Duckett was headed to lunch with two friends when someone came up and demanded his Georgetown Starter jacket at 1:15 p.m. His two friends ran. As Duckett was struggling to get the jacket off, he was shot. He ran to the cafeteria and collapsed, conscious but unable to speak, and died two hours later.

“Two individuals called in saying Michael Willis was the shooter,” Lipscomb said. One witness picked Willis out of a photo array as the shooter. Another student saw Willis run from the school and throw away a handgun. The reports on all of this were not given to the defense by the prosecutor Shoup. “You cannot make this up,” Lipscomb said. “It is just outrageous.”

Detective Kincaid showed photos of Chestnut, Watkins and Stewart to three witnesses. Twice, all three witnesses did not identify any of them, the newly released reports show. But the witnesses were repeatedly pulled from school over subsequent months and coached to identify the three teens, Lipscomb said. Kincaid flatly denied this. At trial, with the defense unaware they had not identified the teens initially, their testimony was devastating. All three have now recanted their testimony, Lipscomb said.

“The detective didn’t care,” Watkins said. “When we told the truth, he didn’t care.” When police arrived at each of the teen’s houses at 1 a.m. on Thanksgiving Day 1983, they had a search warrant for Chestnut and found a Georgetown Starter jacket in his closet. His mother had the receipt for the jacket and showed it to police, Chestnut said. No blood or physical evidence tied the coat to Duckett or the shooting. But Shoup told the jury the victim’s jacket was in the defendant’s closet, another powerful piece of evidence that prosecutors now say was false.

At sentencing, Stewart told the court: “You still didn’t get the person who did it. I’m saying we know we didn’t do it, and a lot of other people know we didn’t do it.”

The men became eligible for parole in recent years, but all three declined to accept responsibility for the slaying, and so even when parole commissioners recommended them for release, the Maryland governor refused.

“I broke down crying,” Stewart said. “I cried like a baby.” “I feel like all these years I’ve been saying the same thing,” Chestnut said. “Finally, somebody heard my cry. I give thanks to God and Marilyn Mosby. She’s been doing a lot of work for guys in my situation.”

On Monday, their final court appearance was over in less than half an hour. Lipscomb and the defense attorneys asked the judge to grant a writ of actual innocence, which he did, ordering a new trial. Lipscomb then listed all the evidence that was withheld from the men’s lawyers in 1984, to the judge’s apparent disbelief.

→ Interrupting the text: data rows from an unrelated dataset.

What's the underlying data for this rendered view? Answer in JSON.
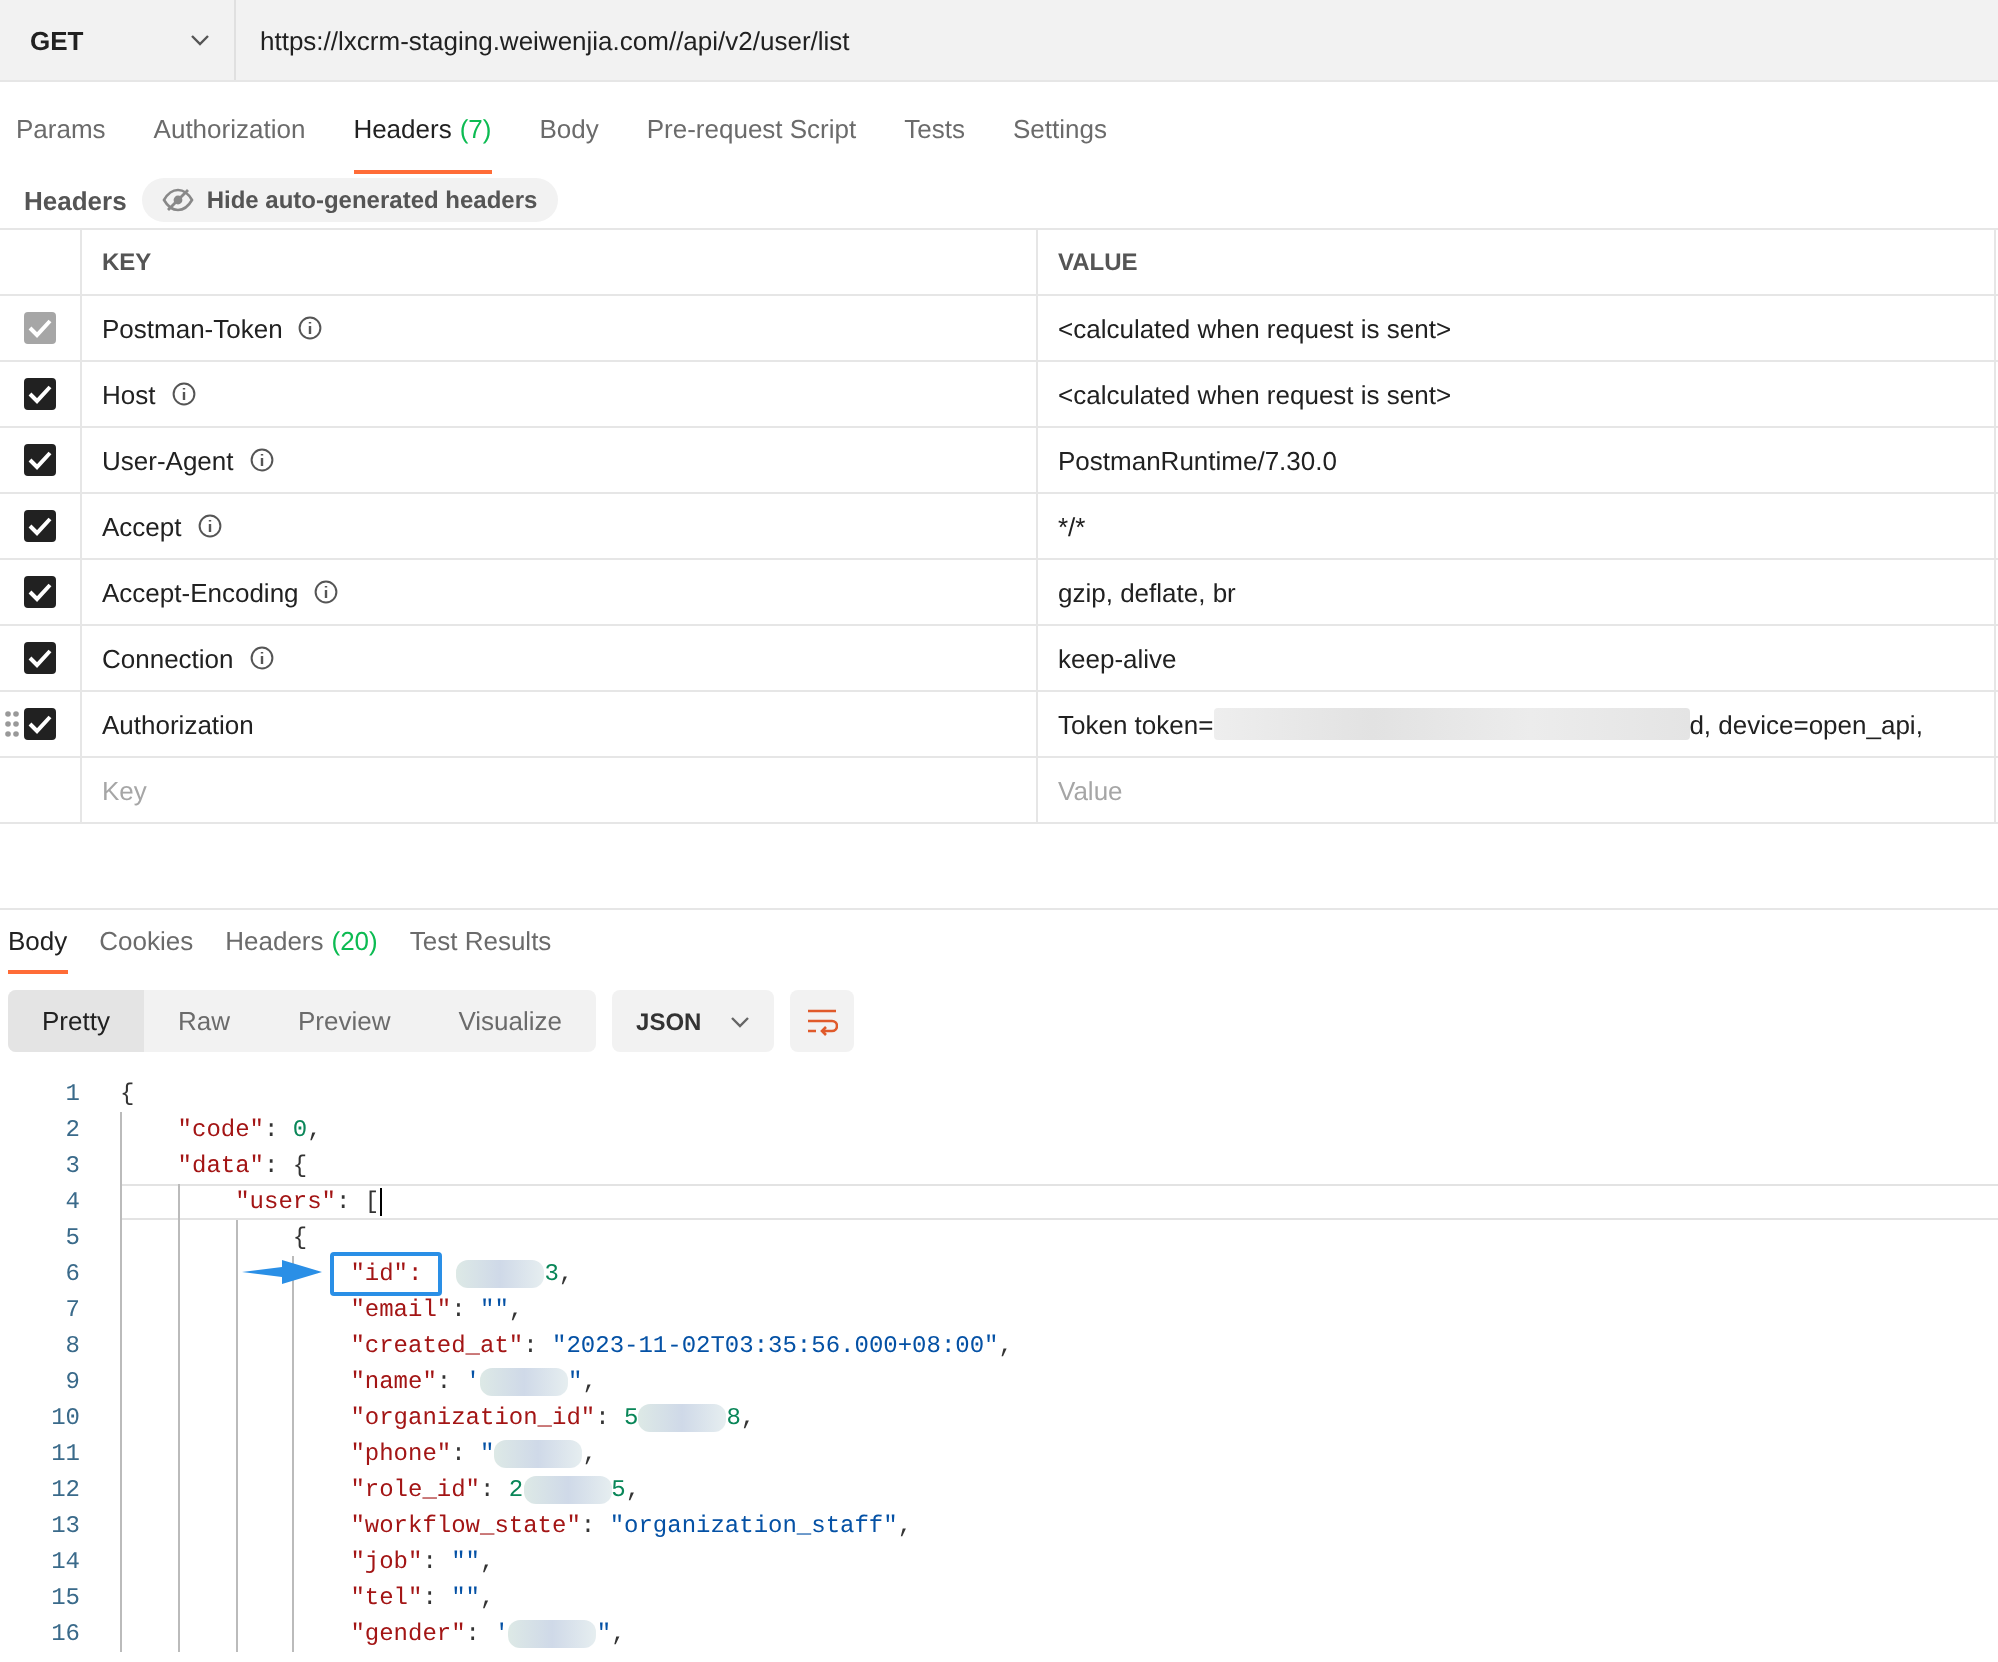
{
  "request": {
    "method": "GET",
    "url": "https://lxcrm-staging.weiwenjia.com//api/v2/user/list"
  },
  "request_tabs": [
    {
      "label": "Params",
      "selected": false
    },
    {
      "label": "Authorization",
      "selected": false
    },
    {
      "label": "Headers",
      "count": "(7)",
      "selected": true
    },
    {
      "label": "Body",
      "selected": false
    },
    {
      "label": "Pre-request Script",
      "selected": false
    },
    {
      "label": "Tests",
      "selected": false
    },
    {
      "label": "Settings",
      "selected": false
    }
  ],
  "headers_bar": {
    "title": "Headers",
    "toggle": "Hide auto-generated headers"
  },
  "headers_table": {
    "columns": [
      "KEY",
      "VALUE"
    ],
    "rows": [
      {
        "checked": true,
        "disabled": true,
        "drag_handle": false,
        "info": true,
        "key": "Postman-Token",
        "value": [
          {
            "kind": "text",
            "text": "<calculated when request is sent>"
          }
        ]
      },
      {
        "checked": true,
        "disabled": false,
        "drag_handle": false,
        "info": true,
        "key": "Host",
        "value": [
          {
            "kind": "text",
            "text": "<calculated when request is sent>"
          }
        ]
      },
      {
        "checked": true,
        "disabled": false,
        "drag_handle": false,
        "info": true,
        "key": "User-Agent",
        "value": [
          {
            "kind": "text",
            "text": "PostmanRuntime/7.30.0"
          }
        ]
      },
      {
        "checked": true,
        "disabled": false,
        "drag_handle": false,
        "info": true,
        "key": "Accept",
        "value": [
          {
            "kind": "text",
            "text": "*/*"
          }
        ]
      },
      {
        "checked": true,
        "disabled": false,
        "drag_handle": false,
        "info": true,
        "key": "Accept-Encoding",
        "value": [
          {
            "kind": "text",
            "text": "gzip, deflate, br"
          }
        ]
      },
      {
        "checked": true,
        "disabled": false,
        "drag_handle": false,
        "info": true,
        "key": "Connection",
        "value": [
          {
            "kind": "text",
            "text": "keep-alive"
          }
        ]
      },
      {
        "checked": true,
        "disabled": false,
        "drag_handle": true,
        "info": false,
        "key": "Authorization",
        "value": [
          {
            "kind": "text",
            "text": "Token token="
          },
          {
            "kind": "redacted"
          },
          {
            "kind": "text",
            "text": "d, device=open_api,"
          }
        ]
      }
    ],
    "new_row": {
      "key_placeholder": "Key",
      "value_placeholder": "Value"
    }
  },
  "response_tabs": [
    {
      "label": "Body",
      "selected": true
    },
    {
      "label": "Cookies",
      "selected": false
    },
    {
      "label": "Headers",
      "count": "(20)",
      "selected": false
    },
    {
      "label": "Test Results",
      "selected": false
    }
  ],
  "view_modes": [
    {
      "label": "Pretty",
      "selected": true
    },
    {
      "label": "Raw",
      "selected": false
    },
    {
      "label": "Preview",
      "selected": false
    },
    {
      "label": "Visualize",
      "selected": false
    }
  ],
  "format": "JSON",
  "code": [
    {
      "n": "1",
      "current": false,
      "segments": [
        {
          "kind": "punct",
          "text": "{"
        }
      ],
      "children": [
        {
          "n": "2",
          "current": false,
          "segments": [
            {
              "kind": "key",
              "text": "\"code\""
            },
            {
              "kind": "punct",
              "text": ": "
            },
            {
              "kind": "num",
              "text": "0"
            },
            {
              "kind": "punct",
              "text": ","
            }
          ]
        },
        {
          "n": "3",
          "current": false,
          "segments": [
            {
              "kind": "key",
              "text": "\"data\""
            },
            {
              "kind": "punct",
              "text": ": {"
            }
          ],
          "children": [
            {
              "n": "4",
              "current": true,
              "segments": [
                {
                  "kind": "key",
                  "text": "\"users\""
                },
                {
                  "kind": "punct",
                  "text": ": ["
                }
              ],
              "children": [
                {
                  "n": "5",
                  "current": false,
                  "segments": [
                    {
                      "kind": "punct",
                      "text": "{"
                    }
                  ],
                  "children": [
                    {
                      "n": "6",
                      "current": false,
                      "segments": [
                        {
                          "kind": "key",
                          "text": "\"id\":",
                          "boxed": true
                        },
                        {
                          "kind": "redacted"
                        },
                        {
                          "kind": "num",
                          "text": "3"
                        },
                        {
                          "kind": "punct",
                          "text": ","
                        }
                      ]
                    },
                    {
                      "n": "7",
                      "current": false,
                      "segments": [
                        {
                          "kind": "key",
                          "text": "\"email\""
                        },
                        {
                          "kind": "punct",
                          "text": ": "
                        },
                        {
                          "kind": "str",
                          "text": "\"\""
                        },
                        {
                          "kind": "punct",
                          "text": ","
                        }
                      ]
                    },
                    {
                      "n": "8",
                      "current": false,
                      "segments": [
                        {
                          "kind": "key",
                          "text": "\"created_at\""
                        },
                        {
                          "kind": "punct",
                          "text": ": "
                        },
                        {
                          "kind": "str",
                          "text": "\"2023-11-02T03:35:56.000+08:00\""
                        },
                        {
                          "kind": "punct",
                          "text": ","
                        }
                      ]
                    },
                    {
                      "n": "9",
                      "current": false,
                      "segments": [
                        {
                          "kind": "key",
                          "text": "\"name\""
                        },
                        {
                          "kind": "punct",
                          "text": ": "
                        },
                        {
                          "kind": "str",
                          "text": "'"
                        },
                        {
                          "kind": "redacted"
                        },
                        {
                          "kind": "str",
                          "text": "\""
                        },
                        {
                          "kind": "punct",
                          "text": ","
                        }
                      ]
                    },
                    {
                      "n": "10",
                      "current": false,
                      "segments": [
                        {
                          "kind": "key",
                          "text": "\"organization_id\""
                        },
                        {
                          "kind": "punct",
                          "text": ": "
                        },
                        {
                          "kind": "num",
                          "text": "5"
                        },
                        {
                          "kind": "redacted"
                        },
                        {
                          "kind": "num",
                          "text": "8"
                        },
                        {
                          "kind": "punct",
                          "text": ","
                        }
                      ]
                    },
                    {
                      "n": "11",
                      "current": false,
                      "segments": [
                        {
                          "kind": "key",
                          "text": "\"phone\""
                        },
                        {
                          "kind": "punct",
                          "text": ": "
                        },
                        {
                          "kind": "str",
                          "text": "\""
                        },
                        {
                          "kind": "redacted"
                        },
                        {
                          "kind": "punct",
                          "text": ","
                        }
                      ]
                    },
                    {
                      "n": "12",
                      "current": false,
                      "segments": [
                        {
                          "kind": "key",
                          "text": "\"role_id\""
                        },
                        {
                          "kind": "punct",
                          "text": ": "
                        },
                        {
                          "kind": "num",
                          "text": "2"
                        },
                        {
                          "kind": "redacted"
                        },
                        {
                          "kind": "num",
                          "text": "5"
                        },
                        {
                          "kind": "punct",
                          "text": ","
                        }
                      ]
                    },
                    {
                      "n": "13",
                      "current": false,
                      "segments": [
                        {
                          "kind": "key",
                          "text": "\"workflow_state\""
                        },
                        {
                          "kind": "punct",
                          "text": ": "
                        },
                        {
                          "kind": "str",
                          "text": "\"organization_staff\""
                        },
                        {
                          "kind": "punct",
                          "text": ","
                        }
                      ]
                    },
                    {
                      "n": "14",
                      "current": false,
                      "segments": [
                        {
                          "kind": "key",
                          "text": "\"job\""
                        },
                        {
                          "kind": "punct",
                          "text": ": "
                        },
                        {
                          "kind": "str",
                          "text": "\"\""
                        },
                        {
                          "kind": "punct",
                          "text": ","
                        }
                      ]
                    },
                    {
                      "n": "15",
                      "current": false,
                      "segments": [
                        {
                          "kind": "key",
                          "text": "\"tel\""
                        },
                        {
                          "kind": "punct",
                          "text": ": "
                        },
                        {
                          "kind": "str",
                          "text": "\"\""
                        },
                        {
                          "kind": "punct",
                          "text": ","
                        }
                      ]
                    },
                    {
                      "n": "16",
                      "current": false,
                      "segments": [
                        {
                          "kind": "key",
                          "text": "\"gender\""
                        },
                        {
                          "kind": "punct",
                          "text": ": "
                        },
                        {
                          "kind": "str",
                          "text": "'"
                        },
                        {
                          "kind": "redacted"
                        },
                        {
                          "kind": "str",
                          "text": "\""
                        },
                        {
                          "kind": "punct",
                          "text": ","
                        }
                      ]
                    }
                  ]
                }
              ]
            }
          ]
        }
      ]
    }
  ]
}
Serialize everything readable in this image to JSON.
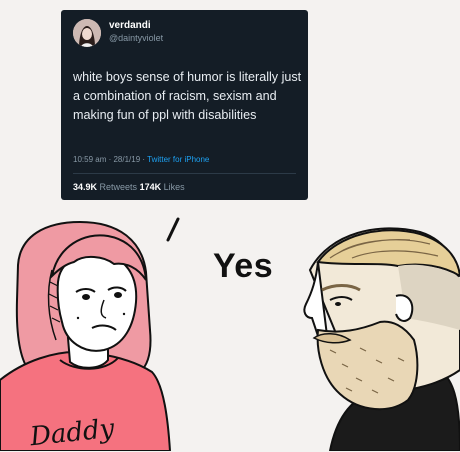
{
  "tweet": {
    "display_name": "verdandi",
    "handle": "@daintyviolet",
    "text": "white boys sense of humor is literally just a combination of racism, sexism and making fun of ppl with disabilities",
    "timestamp": "10:59 am · 28/1/19 · ",
    "source": "Twitter for iPhone",
    "retweets_count": "34.9K",
    "retweets_label": " Retweets ",
    "likes_count": "174K",
    "likes_label": " Likes"
  },
  "reply": {
    "text": "Yes"
  },
  "shirt": {
    "text": "Daddy"
  },
  "colors": {
    "tweet_bg": "#141d26",
    "hair_pink": "#ef9aa3",
    "shirt_pink": "#f5727f",
    "beard_blond": "#e9d7b6"
  }
}
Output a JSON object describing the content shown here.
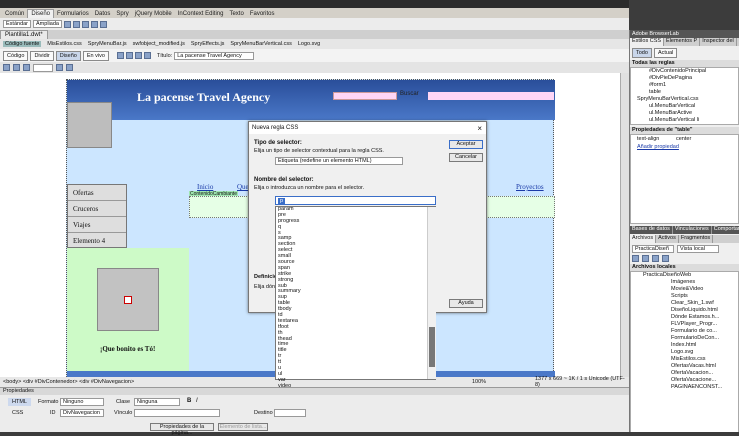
{
  "top_tabs": [
    "Común",
    "Diseño",
    "Formularios",
    "Datos",
    "Spry",
    "jQuery Mobile",
    "InContext Editing",
    "Texto",
    "Favoritos"
  ],
  "doc_tab": "Plantilla1.dwt*",
  "related_files": [
    "Código fuente",
    "MisEstilos.css",
    "SpryMenuBar.js",
    "swfobject_modified.js",
    "SpryEffects.js",
    "SpryMenuBarVertical.css",
    "Logo.svg"
  ],
  "view_buttons": [
    "Código",
    "Dividir",
    "Diseño",
    "En vivo"
  ],
  "title_label": "Título:",
  "title_value": "La pacense Travel Agency",
  "page": {
    "heading": "La pacense Travel Agency",
    "search_button": "Buscar",
    "menu": [
      "Ofertas",
      "Cruceros",
      "Viajes",
      "Elemento 4"
    ],
    "hnav": [
      "Inicio",
      "Que",
      "Proyectos"
    ],
    "editable_region": "ContenidoCambiante",
    "footer_text": "¡Que bonito es Tó!"
  },
  "dialog": {
    "title": "Nueva regla CSS",
    "selector_type_title": "Tipo de selector:",
    "selector_type_desc": "Elija un tipo de selector contextual para la regla CSS.",
    "selector_type_value": "Etiqueta (redefine un elemento HTML)",
    "selector_name_title": "Nombre del selector:",
    "selector_name_desc": "Elija o introduzca un nombre para el selector.",
    "selector_value": "p",
    "rule_def_label": "Definición",
    "rule_def_desc": "Elija dónde",
    "ok_label": "Aceptar",
    "cancel_label": "Cancelar",
    "help_label": "Ayuda",
    "tags": [
      "param",
      "pre",
      "progress",
      "q",
      "s",
      "samp",
      "section",
      "select",
      "small",
      "source",
      "span",
      "strike",
      "strong",
      "sub",
      "summary",
      "sup",
      "table",
      "tbody",
      "td",
      "textarea",
      "tfoot",
      "th",
      "thead",
      "time",
      "title",
      "tr",
      "tt",
      "u",
      "ul",
      "var",
      "video"
    ]
  },
  "status": {
    "breadcrumb": "<body> <div #DivContenedor> <div #DivNavegacion>",
    "zoom": "100%",
    "dims": "1377 x 669 ~ 1K / 1 s  Unicode (UTF-8)"
  },
  "properties": {
    "header": "Propiedades",
    "html_label": "HTML",
    "css_label": "CSS",
    "format_label": "Formato",
    "format_value": "Ninguno",
    "class_label": "Clase",
    "class_value": "Ninguna",
    "id_label": "ID",
    "id_value": "DivNavegacion",
    "link_label": "Vínculo",
    "target_label": "Destino",
    "page_props_button": "Propiedades de la página...",
    "list_item_button": "Elemento de lista..."
  },
  "right_panel": {
    "header": "Adobe BrowserLab",
    "tabs": [
      "Estilos CSS",
      "Elementos P",
      "Inspector del"
    ],
    "mode_all": "Todo",
    "mode_current": "Actual",
    "all_rules_title": "Todas las reglas",
    "rules": [
      "#DivContenidoPrincipal",
      "#DivPieDePagina",
      "#form1",
      "table",
      "SpryMenuBarVertical.css",
      "ul.MenuBarVertical",
      "ul.MenuBarActive",
      "ul.MenuBarVertical li"
    ],
    "props_title": "Propiedades de \"table\"",
    "prop_name": "text-align",
    "prop_value": "center",
    "add_prop": "Añadir propiedad",
    "panel2_tabs": [
      "Bases de datos",
      "Vinculaciones",
      "Comportam"
    ],
    "files_tabs": [
      "Archivos",
      "Activos",
      "Fragmentos"
    ],
    "site_select": "PracticaDiseñ",
    "view_select": "Vista local",
    "local_files_title": "Archivos locales",
    "files": [
      "PracticaDiseñoWeb",
      "Imágenes",
      "Movie&Video",
      "Scripts",
      "Clear_Skin_1.swf",
      "DiseñoLiquido.html",
      "Dónde Estamos.h...",
      "FLVPlayer_Progr...",
      "Formulario de co...",
      "FormularioDeCon...",
      "Index.html",
      "Logo.svg",
      "MisEstilos.css",
      "OfertasVacas.html",
      "OfertaVacacion...",
      "OfertaVacacione...",
      "PAGINAENCONST..."
    ]
  }
}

Lipscomb proceeded to dismiss all charges against all three men. “Happy Thanksgiving,” she added, and the audience cheered.

Read more:

For 5 wrongly convicted men, years of effort yield millions in compensation

Here’s how wrongfully convicted Maryland prisoners were compensated in the past

The Whole Story